■ **About this exercise**
Look through the lines below; wherever the word "group" appears, copy that line.

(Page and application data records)
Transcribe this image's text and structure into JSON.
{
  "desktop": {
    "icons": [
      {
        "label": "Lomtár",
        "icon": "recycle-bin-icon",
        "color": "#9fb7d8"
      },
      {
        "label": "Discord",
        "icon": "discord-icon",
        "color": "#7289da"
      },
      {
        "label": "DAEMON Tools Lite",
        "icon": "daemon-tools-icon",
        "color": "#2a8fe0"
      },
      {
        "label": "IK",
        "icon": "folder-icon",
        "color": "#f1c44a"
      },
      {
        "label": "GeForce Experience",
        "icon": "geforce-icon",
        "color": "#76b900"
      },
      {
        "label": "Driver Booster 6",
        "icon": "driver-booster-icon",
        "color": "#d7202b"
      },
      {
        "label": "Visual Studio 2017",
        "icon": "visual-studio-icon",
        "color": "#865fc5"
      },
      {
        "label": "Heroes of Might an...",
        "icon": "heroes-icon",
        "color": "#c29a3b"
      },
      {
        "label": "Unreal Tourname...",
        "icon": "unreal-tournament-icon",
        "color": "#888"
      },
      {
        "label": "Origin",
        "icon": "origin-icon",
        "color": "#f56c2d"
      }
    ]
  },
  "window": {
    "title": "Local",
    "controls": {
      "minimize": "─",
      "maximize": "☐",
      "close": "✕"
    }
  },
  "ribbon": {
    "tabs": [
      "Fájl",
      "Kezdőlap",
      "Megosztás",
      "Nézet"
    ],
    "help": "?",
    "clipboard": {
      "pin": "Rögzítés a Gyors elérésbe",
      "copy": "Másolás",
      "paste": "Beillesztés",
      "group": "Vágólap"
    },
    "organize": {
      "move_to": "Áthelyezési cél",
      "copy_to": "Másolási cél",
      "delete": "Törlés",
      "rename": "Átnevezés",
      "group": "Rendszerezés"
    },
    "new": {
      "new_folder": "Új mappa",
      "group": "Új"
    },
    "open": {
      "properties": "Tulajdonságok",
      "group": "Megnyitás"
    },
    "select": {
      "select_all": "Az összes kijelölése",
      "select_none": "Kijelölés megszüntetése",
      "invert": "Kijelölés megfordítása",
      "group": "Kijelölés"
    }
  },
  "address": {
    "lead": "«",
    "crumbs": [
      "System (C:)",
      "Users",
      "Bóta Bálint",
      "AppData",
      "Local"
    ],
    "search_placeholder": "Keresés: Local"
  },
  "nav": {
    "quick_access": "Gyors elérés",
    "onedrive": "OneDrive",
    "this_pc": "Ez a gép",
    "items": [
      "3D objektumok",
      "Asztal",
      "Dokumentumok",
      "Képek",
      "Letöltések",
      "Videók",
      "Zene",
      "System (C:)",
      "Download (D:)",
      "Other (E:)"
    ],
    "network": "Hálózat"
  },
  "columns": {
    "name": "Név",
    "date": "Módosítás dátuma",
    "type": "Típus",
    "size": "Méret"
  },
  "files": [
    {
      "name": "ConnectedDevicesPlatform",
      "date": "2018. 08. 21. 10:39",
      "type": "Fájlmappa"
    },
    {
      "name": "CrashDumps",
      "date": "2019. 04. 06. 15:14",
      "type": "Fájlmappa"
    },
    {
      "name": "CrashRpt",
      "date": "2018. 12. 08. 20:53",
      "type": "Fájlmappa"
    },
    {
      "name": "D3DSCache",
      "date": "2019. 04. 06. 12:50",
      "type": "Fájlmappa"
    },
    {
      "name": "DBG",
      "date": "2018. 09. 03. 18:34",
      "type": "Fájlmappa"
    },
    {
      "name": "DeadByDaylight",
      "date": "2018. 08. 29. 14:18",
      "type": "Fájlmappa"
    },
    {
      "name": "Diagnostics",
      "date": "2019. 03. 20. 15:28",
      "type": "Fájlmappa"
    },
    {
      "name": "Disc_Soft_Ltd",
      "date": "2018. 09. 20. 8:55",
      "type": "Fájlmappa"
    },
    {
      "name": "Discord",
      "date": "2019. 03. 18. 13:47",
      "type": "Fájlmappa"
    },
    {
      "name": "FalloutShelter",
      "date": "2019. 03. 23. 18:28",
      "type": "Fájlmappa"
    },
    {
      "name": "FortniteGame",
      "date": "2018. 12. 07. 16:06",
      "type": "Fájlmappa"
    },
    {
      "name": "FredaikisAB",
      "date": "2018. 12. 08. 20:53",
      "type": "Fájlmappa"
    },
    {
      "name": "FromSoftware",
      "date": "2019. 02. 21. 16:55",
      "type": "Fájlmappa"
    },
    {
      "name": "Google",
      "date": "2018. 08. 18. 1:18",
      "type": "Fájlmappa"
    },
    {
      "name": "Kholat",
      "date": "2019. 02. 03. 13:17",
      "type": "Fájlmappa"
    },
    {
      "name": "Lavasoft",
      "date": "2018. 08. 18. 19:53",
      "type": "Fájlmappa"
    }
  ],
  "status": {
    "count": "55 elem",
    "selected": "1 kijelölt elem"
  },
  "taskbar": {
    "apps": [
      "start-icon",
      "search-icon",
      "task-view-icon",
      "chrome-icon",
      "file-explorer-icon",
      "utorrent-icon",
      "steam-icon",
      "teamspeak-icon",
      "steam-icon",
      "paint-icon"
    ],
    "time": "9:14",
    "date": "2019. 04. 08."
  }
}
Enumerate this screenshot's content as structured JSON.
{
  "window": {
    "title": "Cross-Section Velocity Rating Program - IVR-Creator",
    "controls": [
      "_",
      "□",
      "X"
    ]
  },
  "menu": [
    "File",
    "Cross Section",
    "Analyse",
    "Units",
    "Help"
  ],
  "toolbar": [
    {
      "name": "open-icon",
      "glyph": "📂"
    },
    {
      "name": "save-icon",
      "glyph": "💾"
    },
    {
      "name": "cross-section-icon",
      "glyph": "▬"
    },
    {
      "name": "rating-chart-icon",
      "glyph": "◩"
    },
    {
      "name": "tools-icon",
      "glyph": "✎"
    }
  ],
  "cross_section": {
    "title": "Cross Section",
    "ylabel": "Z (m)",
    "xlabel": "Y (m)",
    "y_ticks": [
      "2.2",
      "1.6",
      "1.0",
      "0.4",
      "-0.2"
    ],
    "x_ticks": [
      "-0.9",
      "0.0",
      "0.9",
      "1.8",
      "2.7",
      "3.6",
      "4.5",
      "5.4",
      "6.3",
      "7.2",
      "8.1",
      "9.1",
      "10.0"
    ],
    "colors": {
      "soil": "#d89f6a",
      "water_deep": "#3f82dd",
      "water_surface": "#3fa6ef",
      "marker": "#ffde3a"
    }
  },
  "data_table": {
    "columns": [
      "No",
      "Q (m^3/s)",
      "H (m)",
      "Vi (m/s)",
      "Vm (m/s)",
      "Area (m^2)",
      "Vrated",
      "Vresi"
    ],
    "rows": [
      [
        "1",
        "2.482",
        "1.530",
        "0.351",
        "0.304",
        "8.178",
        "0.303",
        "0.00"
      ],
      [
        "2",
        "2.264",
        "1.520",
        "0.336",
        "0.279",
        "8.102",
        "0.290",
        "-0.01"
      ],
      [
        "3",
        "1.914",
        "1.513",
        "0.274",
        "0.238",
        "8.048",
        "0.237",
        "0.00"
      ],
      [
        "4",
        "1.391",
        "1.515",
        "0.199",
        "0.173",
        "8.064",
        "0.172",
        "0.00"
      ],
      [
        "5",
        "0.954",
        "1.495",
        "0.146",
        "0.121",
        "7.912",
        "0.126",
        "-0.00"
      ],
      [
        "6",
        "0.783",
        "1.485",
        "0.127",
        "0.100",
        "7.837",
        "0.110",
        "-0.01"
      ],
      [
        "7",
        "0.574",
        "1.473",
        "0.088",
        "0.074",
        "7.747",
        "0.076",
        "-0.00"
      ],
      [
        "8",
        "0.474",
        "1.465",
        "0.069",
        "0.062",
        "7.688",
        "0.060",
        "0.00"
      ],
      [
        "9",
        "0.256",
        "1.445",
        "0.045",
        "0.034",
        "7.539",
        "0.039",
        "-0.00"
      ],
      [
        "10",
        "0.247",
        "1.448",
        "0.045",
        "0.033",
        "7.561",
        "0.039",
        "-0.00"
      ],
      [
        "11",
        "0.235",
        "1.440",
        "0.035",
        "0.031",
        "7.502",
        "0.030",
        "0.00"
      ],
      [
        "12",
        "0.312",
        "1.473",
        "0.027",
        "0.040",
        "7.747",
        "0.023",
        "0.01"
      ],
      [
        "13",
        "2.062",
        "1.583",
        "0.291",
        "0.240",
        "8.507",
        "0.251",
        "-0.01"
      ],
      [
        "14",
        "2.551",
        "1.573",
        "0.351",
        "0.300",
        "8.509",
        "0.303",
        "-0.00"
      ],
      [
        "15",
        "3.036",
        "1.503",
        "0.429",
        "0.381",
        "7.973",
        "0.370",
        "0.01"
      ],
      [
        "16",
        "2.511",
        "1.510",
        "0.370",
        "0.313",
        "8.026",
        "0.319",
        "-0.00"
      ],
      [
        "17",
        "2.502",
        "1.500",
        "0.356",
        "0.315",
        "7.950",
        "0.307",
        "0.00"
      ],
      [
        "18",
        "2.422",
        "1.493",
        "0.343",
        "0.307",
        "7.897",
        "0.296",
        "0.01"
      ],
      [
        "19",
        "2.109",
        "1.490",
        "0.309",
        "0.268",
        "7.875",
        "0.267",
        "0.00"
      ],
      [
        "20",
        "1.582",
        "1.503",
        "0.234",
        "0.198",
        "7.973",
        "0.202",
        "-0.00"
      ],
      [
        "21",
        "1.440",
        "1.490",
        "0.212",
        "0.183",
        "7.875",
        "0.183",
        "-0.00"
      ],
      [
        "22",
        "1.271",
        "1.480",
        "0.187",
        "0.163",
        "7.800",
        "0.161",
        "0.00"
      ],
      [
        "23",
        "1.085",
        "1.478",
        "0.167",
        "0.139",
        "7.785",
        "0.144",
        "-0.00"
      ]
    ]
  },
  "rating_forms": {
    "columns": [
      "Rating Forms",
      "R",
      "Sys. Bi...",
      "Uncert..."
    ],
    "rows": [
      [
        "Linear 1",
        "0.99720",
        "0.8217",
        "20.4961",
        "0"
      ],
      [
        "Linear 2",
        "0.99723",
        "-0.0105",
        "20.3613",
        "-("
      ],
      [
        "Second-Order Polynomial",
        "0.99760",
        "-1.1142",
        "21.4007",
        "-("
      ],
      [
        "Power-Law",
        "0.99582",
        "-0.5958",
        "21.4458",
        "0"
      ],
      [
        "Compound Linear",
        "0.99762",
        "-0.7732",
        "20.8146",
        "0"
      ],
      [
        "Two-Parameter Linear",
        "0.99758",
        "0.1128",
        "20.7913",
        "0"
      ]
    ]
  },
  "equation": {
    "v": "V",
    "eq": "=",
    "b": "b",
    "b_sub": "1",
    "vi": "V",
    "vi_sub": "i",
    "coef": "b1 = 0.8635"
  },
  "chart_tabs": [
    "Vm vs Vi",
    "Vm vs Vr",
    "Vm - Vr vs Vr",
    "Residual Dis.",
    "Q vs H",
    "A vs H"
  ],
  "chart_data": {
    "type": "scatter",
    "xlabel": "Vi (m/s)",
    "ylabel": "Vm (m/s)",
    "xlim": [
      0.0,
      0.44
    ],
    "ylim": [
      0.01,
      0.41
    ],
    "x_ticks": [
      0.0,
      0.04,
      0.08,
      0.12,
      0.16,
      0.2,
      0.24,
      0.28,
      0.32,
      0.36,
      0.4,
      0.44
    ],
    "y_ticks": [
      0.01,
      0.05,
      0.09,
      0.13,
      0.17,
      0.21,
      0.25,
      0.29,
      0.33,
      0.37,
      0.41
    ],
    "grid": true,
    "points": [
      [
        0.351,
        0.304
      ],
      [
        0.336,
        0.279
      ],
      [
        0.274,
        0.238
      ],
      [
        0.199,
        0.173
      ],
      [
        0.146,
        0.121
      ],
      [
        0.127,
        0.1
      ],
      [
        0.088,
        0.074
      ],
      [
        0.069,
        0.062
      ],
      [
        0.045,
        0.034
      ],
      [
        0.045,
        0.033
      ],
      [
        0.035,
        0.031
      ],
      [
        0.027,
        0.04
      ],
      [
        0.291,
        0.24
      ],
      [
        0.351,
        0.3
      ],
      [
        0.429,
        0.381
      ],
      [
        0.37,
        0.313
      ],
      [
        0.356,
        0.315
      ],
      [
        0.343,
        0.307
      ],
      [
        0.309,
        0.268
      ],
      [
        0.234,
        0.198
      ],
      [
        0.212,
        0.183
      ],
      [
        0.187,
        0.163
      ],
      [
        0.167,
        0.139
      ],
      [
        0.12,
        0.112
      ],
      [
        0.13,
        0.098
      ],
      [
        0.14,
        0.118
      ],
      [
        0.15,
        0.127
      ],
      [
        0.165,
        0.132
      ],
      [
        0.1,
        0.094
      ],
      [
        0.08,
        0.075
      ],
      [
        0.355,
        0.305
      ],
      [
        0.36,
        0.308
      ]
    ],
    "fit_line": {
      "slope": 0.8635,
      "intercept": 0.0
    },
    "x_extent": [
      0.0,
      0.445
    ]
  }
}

■ **Response for this exercise**
      "group": "Vágólap"
      "group": "Rendszerezés"
      "group": "Új"
      "group": "Megnyitás"
      "group": "Kijelölés"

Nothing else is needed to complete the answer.